◆ Provided records
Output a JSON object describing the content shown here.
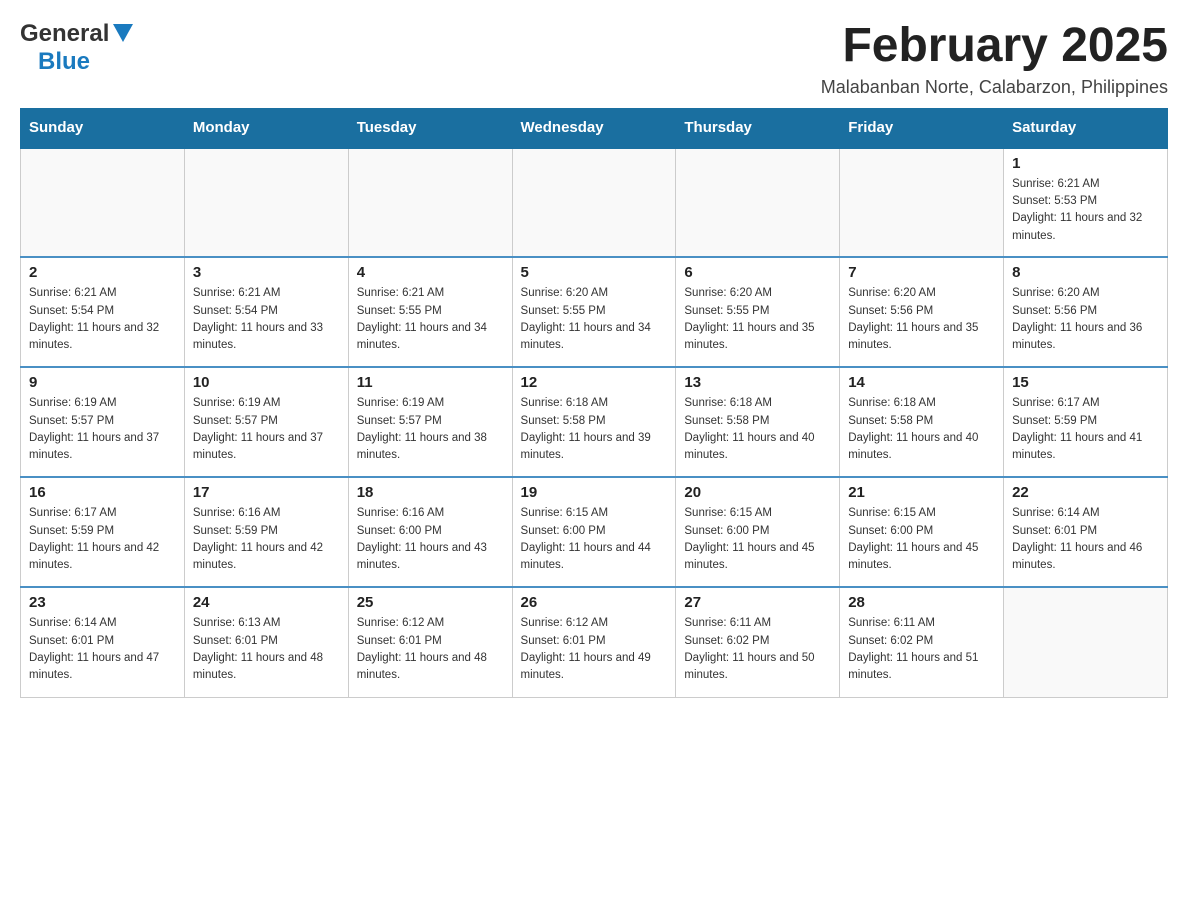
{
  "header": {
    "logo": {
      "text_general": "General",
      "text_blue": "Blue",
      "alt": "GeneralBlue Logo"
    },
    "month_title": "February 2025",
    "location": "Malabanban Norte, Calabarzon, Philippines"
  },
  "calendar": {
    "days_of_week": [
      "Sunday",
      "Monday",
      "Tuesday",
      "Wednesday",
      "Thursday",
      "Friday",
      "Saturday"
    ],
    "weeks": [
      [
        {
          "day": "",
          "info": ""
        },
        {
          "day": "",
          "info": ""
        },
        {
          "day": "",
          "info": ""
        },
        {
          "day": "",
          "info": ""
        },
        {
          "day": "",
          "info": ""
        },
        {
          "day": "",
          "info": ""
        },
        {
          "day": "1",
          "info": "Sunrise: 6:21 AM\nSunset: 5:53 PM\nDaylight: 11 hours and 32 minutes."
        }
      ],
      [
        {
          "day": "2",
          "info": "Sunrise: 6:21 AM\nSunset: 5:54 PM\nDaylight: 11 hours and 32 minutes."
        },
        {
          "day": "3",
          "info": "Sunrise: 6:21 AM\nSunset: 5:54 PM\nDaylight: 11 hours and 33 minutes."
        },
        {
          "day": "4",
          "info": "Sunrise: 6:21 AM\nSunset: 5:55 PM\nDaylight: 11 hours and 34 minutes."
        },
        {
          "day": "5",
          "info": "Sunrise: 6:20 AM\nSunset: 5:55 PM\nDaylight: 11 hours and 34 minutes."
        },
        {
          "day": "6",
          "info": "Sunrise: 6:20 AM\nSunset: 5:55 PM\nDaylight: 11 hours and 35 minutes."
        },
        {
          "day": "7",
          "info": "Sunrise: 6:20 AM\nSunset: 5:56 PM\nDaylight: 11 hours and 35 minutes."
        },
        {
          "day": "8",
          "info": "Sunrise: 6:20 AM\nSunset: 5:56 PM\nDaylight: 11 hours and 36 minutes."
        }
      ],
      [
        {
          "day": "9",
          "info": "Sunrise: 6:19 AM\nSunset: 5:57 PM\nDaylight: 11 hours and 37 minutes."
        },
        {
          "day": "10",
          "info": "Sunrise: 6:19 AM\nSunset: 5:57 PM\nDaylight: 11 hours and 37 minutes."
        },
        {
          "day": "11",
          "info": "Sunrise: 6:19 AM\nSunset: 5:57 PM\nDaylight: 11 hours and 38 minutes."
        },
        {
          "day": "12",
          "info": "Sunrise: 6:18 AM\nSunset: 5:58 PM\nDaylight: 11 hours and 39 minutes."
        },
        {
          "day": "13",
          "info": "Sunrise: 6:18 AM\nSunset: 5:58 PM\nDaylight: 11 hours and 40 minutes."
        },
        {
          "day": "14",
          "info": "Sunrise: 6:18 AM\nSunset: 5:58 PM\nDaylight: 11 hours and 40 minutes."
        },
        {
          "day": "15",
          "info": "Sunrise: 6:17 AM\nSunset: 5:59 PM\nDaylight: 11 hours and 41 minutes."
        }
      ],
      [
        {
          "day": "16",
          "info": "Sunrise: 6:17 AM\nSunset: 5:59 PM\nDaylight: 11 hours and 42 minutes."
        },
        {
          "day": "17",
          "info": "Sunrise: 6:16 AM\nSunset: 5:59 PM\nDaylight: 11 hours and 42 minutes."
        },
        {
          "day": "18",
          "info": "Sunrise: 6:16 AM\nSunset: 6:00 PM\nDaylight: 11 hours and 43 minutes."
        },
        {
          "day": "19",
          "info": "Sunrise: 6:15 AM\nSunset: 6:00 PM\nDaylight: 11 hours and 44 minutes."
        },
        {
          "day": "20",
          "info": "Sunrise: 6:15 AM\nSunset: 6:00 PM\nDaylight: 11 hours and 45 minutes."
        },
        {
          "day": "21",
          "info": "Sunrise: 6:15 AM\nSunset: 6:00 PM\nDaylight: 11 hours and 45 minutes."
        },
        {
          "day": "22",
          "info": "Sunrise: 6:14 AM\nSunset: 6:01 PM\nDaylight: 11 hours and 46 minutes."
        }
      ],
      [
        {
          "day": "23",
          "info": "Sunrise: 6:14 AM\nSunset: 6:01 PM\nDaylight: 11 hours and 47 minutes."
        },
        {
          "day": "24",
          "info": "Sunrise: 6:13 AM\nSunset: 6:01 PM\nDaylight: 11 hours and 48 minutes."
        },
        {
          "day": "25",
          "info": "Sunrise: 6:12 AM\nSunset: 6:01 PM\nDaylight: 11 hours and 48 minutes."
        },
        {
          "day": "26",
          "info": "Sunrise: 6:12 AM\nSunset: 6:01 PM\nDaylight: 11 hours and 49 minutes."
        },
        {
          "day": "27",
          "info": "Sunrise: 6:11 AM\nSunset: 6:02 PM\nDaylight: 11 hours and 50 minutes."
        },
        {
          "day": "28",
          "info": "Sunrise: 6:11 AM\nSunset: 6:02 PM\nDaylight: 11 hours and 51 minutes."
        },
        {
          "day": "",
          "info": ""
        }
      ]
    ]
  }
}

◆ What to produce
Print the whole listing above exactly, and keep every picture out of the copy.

◆ Exercise response
Output a JSON object describing the content shown here.
{
  "header": {
    "logo": {
      "text_general": "General",
      "text_blue": "Blue",
      "alt": "GeneralBlue Logo"
    },
    "month_title": "February 2025",
    "location": "Malabanban Norte, Calabarzon, Philippines"
  },
  "calendar": {
    "days_of_week": [
      "Sunday",
      "Monday",
      "Tuesday",
      "Wednesday",
      "Thursday",
      "Friday",
      "Saturday"
    ],
    "weeks": [
      [
        {
          "day": "",
          "info": ""
        },
        {
          "day": "",
          "info": ""
        },
        {
          "day": "",
          "info": ""
        },
        {
          "day": "",
          "info": ""
        },
        {
          "day": "",
          "info": ""
        },
        {
          "day": "",
          "info": ""
        },
        {
          "day": "1",
          "info": "Sunrise: 6:21 AM\nSunset: 5:53 PM\nDaylight: 11 hours and 32 minutes."
        }
      ],
      [
        {
          "day": "2",
          "info": "Sunrise: 6:21 AM\nSunset: 5:54 PM\nDaylight: 11 hours and 32 minutes."
        },
        {
          "day": "3",
          "info": "Sunrise: 6:21 AM\nSunset: 5:54 PM\nDaylight: 11 hours and 33 minutes."
        },
        {
          "day": "4",
          "info": "Sunrise: 6:21 AM\nSunset: 5:55 PM\nDaylight: 11 hours and 34 minutes."
        },
        {
          "day": "5",
          "info": "Sunrise: 6:20 AM\nSunset: 5:55 PM\nDaylight: 11 hours and 34 minutes."
        },
        {
          "day": "6",
          "info": "Sunrise: 6:20 AM\nSunset: 5:55 PM\nDaylight: 11 hours and 35 minutes."
        },
        {
          "day": "7",
          "info": "Sunrise: 6:20 AM\nSunset: 5:56 PM\nDaylight: 11 hours and 35 minutes."
        },
        {
          "day": "8",
          "info": "Sunrise: 6:20 AM\nSunset: 5:56 PM\nDaylight: 11 hours and 36 minutes."
        }
      ],
      [
        {
          "day": "9",
          "info": "Sunrise: 6:19 AM\nSunset: 5:57 PM\nDaylight: 11 hours and 37 minutes."
        },
        {
          "day": "10",
          "info": "Sunrise: 6:19 AM\nSunset: 5:57 PM\nDaylight: 11 hours and 37 minutes."
        },
        {
          "day": "11",
          "info": "Sunrise: 6:19 AM\nSunset: 5:57 PM\nDaylight: 11 hours and 38 minutes."
        },
        {
          "day": "12",
          "info": "Sunrise: 6:18 AM\nSunset: 5:58 PM\nDaylight: 11 hours and 39 minutes."
        },
        {
          "day": "13",
          "info": "Sunrise: 6:18 AM\nSunset: 5:58 PM\nDaylight: 11 hours and 40 minutes."
        },
        {
          "day": "14",
          "info": "Sunrise: 6:18 AM\nSunset: 5:58 PM\nDaylight: 11 hours and 40 minutes."
        },
        {
          "day": "15",
          "info": "Sunrise: 6:17 AM\nSunset: 5:59 PM\nDaylight: 11 hours and 41 minutes."
        }
      ],
      [
        {
          "day": "16",
          "info": "Sunrise: 6:17 AM\nSunset: 5:59 PM\nDaylight: 11 hours and 42 minutes."
        },
        {
          "day": "17",
          "info": "Sunrise: 6:16 AM\nSunset: 5:59 PM\nDaylight: 11 hours and 42 minutes."
        },
        {
          "day": "18",
          "info": "Sunrise: 6:16 AM\nSunset: 6:00 PM\nDaylight: 11 hours and 43 minutes."
        },
        {
          "day": "19",
          "info": "Sunrise: 6:15 AM\nSunset: 6:00 PM\nDaylight: 11 hours and 44 minutes."
        },
        {
          "day": "20",
          "info": "Sunrise: 6:15 AM\nSunset: 6:00 PM\nDaylight: 11 hours and 45 minutes."
        },
        {
          "day": "21",
          "info": "Sunrise: 6:15 AM\nSunset: 6:00 PM\nDaylight: 11 hours and 45 minutes."
        },
        {
          "day": "22",
          "info": "Sunrise: 6:14 AM\nSunset: 6:01 PM\nDaylight: 11 hours and 46 minutes."
        }
      ],
      [
        {
          "day": "23",
          "info": "Sunrise: 6:14 AM\nSunset: 6:01 PM\nDaylight: 11 hours and 47 minutes."
        },
        {
          "day": "24",
          "info": "Sunrise: 6:13 AM\nSunset: 6:01 PM\nDaylight: 11 hours and 48 minutes."
        },
        {
          "day": "25",
          "info": "Sunrise: 6:12 AM\nSunset: 6:01 PM\nDaylight: 11 hours and 48 minutes."
        },
        {
          "day": "26",
          "info": "Sunrise: 6:12 AM\nSunset: 6:01 PM\nDaylight: 11 hours and 49 minutes."
        },
        {
          "day": "27",
          "info": "Sunrise: 6:11 AM\nSunset: 6:02 PM\nDaylight: 11 hours and 50 minutes."
        },
        {
          "day": "28",
          "info": "Sunrise: 6:11 AM\nSunset: 6:02 PM\nDaylight: 11 hours and 51 minutes."
        },
        {
          "day": "",
          "info": ""
        }
      ]
    ]
  }
}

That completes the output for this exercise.